On April 3, 2020, Congresswoman Jennifer González, resident Commissioner for Puerto Rico, introduced Bill HR 6643, the Securing National Supply Chain Act of 2020, to provide various tax credits to Economically Distressed Zones, including a tax credit on the amount of wages paid by an employer to employees in such a zone. The proposal also establishes a procedure for state and local government, including US possessions, to apply for designation as an Economically Distressed Zones based mostly on the poverty rate of the area. There would be a 10-year time frame to apply for the designation and, if obtained, the designation would be valid for a 15-year term. Moreover, the aforementioned credits would be increased if a manufacturing facility is moved to the US (including US possessions) from a foreign country that the US Trade Representative has determined could pose a risk to the national supply chain because of political or social factors.
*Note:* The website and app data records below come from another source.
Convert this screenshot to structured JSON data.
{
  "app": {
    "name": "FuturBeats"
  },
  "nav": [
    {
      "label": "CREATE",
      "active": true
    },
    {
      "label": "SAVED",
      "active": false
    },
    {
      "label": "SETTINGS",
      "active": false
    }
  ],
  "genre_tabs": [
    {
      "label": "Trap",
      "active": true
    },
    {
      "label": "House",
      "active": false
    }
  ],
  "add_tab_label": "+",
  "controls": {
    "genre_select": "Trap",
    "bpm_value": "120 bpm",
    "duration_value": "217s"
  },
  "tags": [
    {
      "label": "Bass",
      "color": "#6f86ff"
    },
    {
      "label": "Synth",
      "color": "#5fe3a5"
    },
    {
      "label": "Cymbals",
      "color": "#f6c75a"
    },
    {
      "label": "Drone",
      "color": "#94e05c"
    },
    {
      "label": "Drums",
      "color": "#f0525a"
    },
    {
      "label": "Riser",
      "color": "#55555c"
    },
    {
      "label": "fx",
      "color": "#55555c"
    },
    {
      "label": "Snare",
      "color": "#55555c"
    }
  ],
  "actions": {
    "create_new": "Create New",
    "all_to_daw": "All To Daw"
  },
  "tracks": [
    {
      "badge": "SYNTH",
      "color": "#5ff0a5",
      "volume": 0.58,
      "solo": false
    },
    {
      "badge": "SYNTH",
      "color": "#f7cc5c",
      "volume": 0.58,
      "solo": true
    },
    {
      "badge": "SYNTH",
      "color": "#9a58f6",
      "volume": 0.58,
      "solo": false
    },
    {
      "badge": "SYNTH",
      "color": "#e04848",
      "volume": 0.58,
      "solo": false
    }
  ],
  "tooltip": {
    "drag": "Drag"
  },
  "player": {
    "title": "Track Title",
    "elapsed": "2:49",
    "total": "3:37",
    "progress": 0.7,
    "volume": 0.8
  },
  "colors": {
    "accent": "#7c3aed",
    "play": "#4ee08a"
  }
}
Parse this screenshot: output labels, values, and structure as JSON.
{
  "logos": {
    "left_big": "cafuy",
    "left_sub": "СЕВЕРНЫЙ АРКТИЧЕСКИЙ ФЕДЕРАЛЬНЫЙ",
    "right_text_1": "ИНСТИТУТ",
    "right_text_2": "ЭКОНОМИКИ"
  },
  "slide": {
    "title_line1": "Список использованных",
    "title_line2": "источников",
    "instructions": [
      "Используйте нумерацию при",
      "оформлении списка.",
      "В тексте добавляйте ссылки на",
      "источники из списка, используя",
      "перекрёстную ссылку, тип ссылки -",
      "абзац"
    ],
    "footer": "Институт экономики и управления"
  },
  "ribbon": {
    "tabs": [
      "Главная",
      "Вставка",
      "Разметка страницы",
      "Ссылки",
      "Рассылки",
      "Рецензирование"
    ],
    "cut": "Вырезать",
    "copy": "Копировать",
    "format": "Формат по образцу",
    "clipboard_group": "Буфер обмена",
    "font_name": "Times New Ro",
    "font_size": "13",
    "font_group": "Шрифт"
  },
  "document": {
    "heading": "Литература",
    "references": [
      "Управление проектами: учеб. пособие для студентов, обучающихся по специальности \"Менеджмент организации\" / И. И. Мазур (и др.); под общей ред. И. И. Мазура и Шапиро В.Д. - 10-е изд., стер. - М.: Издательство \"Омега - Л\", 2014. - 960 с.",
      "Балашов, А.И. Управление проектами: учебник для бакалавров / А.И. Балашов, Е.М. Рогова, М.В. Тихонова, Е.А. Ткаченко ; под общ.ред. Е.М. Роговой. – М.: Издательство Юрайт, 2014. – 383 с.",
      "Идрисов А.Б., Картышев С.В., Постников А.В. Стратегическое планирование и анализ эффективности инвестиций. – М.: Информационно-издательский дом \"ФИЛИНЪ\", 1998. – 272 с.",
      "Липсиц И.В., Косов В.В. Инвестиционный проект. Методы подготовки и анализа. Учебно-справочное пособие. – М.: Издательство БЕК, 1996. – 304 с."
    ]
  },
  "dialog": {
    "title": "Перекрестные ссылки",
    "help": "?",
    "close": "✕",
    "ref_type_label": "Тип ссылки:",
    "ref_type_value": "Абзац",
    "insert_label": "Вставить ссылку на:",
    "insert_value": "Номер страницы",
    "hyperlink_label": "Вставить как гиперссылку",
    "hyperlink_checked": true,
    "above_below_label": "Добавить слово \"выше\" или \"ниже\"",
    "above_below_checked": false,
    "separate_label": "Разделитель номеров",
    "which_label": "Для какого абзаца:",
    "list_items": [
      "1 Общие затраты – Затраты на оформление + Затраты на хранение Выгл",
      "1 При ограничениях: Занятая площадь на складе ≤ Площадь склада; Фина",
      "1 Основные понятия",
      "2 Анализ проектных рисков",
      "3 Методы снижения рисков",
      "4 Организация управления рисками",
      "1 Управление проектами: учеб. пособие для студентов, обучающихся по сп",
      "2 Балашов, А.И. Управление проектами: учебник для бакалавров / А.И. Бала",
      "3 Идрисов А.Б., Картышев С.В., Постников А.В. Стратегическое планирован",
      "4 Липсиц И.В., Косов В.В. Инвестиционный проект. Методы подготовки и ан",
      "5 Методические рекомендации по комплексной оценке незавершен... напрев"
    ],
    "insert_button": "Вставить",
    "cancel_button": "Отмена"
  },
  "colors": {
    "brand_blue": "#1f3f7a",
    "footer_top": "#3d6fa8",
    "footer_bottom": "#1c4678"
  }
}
On May 1, 2020, Congresswoman Stacey E. Plasket, representing the US Virgin Islands, filed Bill HR 6648 - the Territorial Economic Recovery Act, that if becomes law, it will exclude from the GILTI taxation the income earned by “qualified possession corporations” which are those that generate at least 80% of their gross income from sources within the possession and at least 75% of their income is from an active trade or business conducted therein.
A third bill presented on July 9, 2020 by Congresswoman González, HR 7527 – the Medical Manufacturing in Economically Distressed Zones, targets the medical manufacturing facilities engaging in research and development or production of medical products in the Economically Distressed Zones. The incentives included in this bill are similar to those of Bill HR 6643, that offer tax credits for wages paid and for depreciation and amortization of property used in the medical manufacturing facility.
The two main alternatives currently under evaluation to bring back manufacturing to the United States present different means to achieve the goal. One of them would protect specifically the corporations operating in US possessions from the anti-deferral impositions of GILTI brought by the US tax reform, while the other would provide a competitive scenario for all areas that may qualify as Economically Distressed Zones in the mainland as well as in the US possessions.
In any case, Puerto Rico has demonstrated a track record of reliability in manufacturing. The fact that Puerto Rico has been, for over 100 years, a global leader in manufacturing with the right ecosystem in place, proved highly skilled labor force, and demonstrated that large companies continue to have presence in the island should certainly incline the scale to choose Puerto Rico when reshoring pharma manufacturing. To quote Dr. Navarro and Brown’s words: “China fired, Puerto Rico hired!”